BRIEF: Work out how many lines in the entries below contain the string "submit". Reply with that figure alone.

Dataset rows describing interfaces
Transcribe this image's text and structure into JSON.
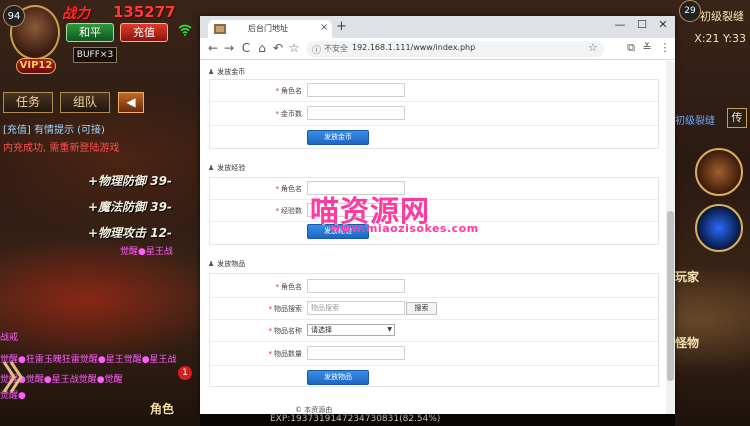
{
  "game": {
    "level": "94",
    "power_label": "战力",
    "power_value": "135277",
    "peace_button": "和平",
    "recharge_button": "充值",
    "buff_label": "BUFF×3",
    "vip_label": "VIP12",
    "task_tab": "任务",
    "team_tab": "组队",
    "collapse_arrow": "◀",
    "chat_line_1": "[充值] 有情提示 (可接)",
    "chat_line_2": "内充成功, 需重新登陆游戏",
    "attr_1": "+物理防御 39-",
    "attr_2": "+魔法防御 39-",
    "attr_3": "+物理攻击 12-",
    "chat_strip_1": "觉醒●星王战",
    "chat_strip_2": "觉醒●狂雷玉魄狂雷觉醒●星王觉醒●星王战",
    "chat_strip_3": "觉醒●觉醒●星王战觉醒●觉醒",
    "chat_strip_4": "觉醒●",
    "left_side_label": "战戒",
    "role_label": "角色",
    "notify_count": "1",
    "right_level": "29",
    "map_title": "初级裂缝",
    "coords": "X:21 Y:33",
    "map_name_small": "初级裂缝",
    "transfer_button": "传",
    "player_label": "玩家",
    "monster_label": "怪物",
    "exp_text": "EXP:1937319147234730831(82.54%)"
  },
  "browser": {
    "tab_title": "后台门地址",
    "tab_close": "×",
    "new_tab": "+",
    "minimize": "—",
    "maximize": "☐",
    "close": "✕",
    "nav_back": "←",
    "nav_forward": "→",
    "nav_reload": "C",
    "nav_home": "⌂",
    "nav_undo": "↶",
    "nav_star": "☆",
    "info_icon": "ⓘ",
    "insecure_label": "不安全",
    "url": "192.168.1.111/www/index.php",
    "omni_star": "☆",
    "crop_icon": "⧉",
    "ext_icon": "≚",
    "menu_icon": "⋮"
  },
  "form": {
    "user_icon": "♟",
    "gold": {
      "title": "发放金币",
      "role_label": "角色名",
      "amount_label": "金币数",
      "submit": "发放金币"
    },
    "exp": {
      "title": "发放经验",
      "role_label": "角色名",
      "amount_label": "经验数",
      "submit": "发放经验"
    },
    "item": {
      "title": "发放物品",
      "role_label": "角色名",
      "search_label": "物品搜索",
      "search_placeholder": "物品搜索",
      "search_button": "搜索",
      "name_label": "物品名称",
      "select_value": "请选择",
      "qty_label": "物品数量",
      "submit": "发放物品"
    },
    "required_mark": "*",
    "footer": "© 本资源由"
  },
  "watermark": {
    "main": "喵资源网",
    "sub": "www.miaozisokes.com"
  },
  "colors": {
    "accent_blue": "#1e66c4",
    "required_red": "#e02020",
    "watermark_pink": "#ff3aa0"
  }
}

ANSWER BOX: 3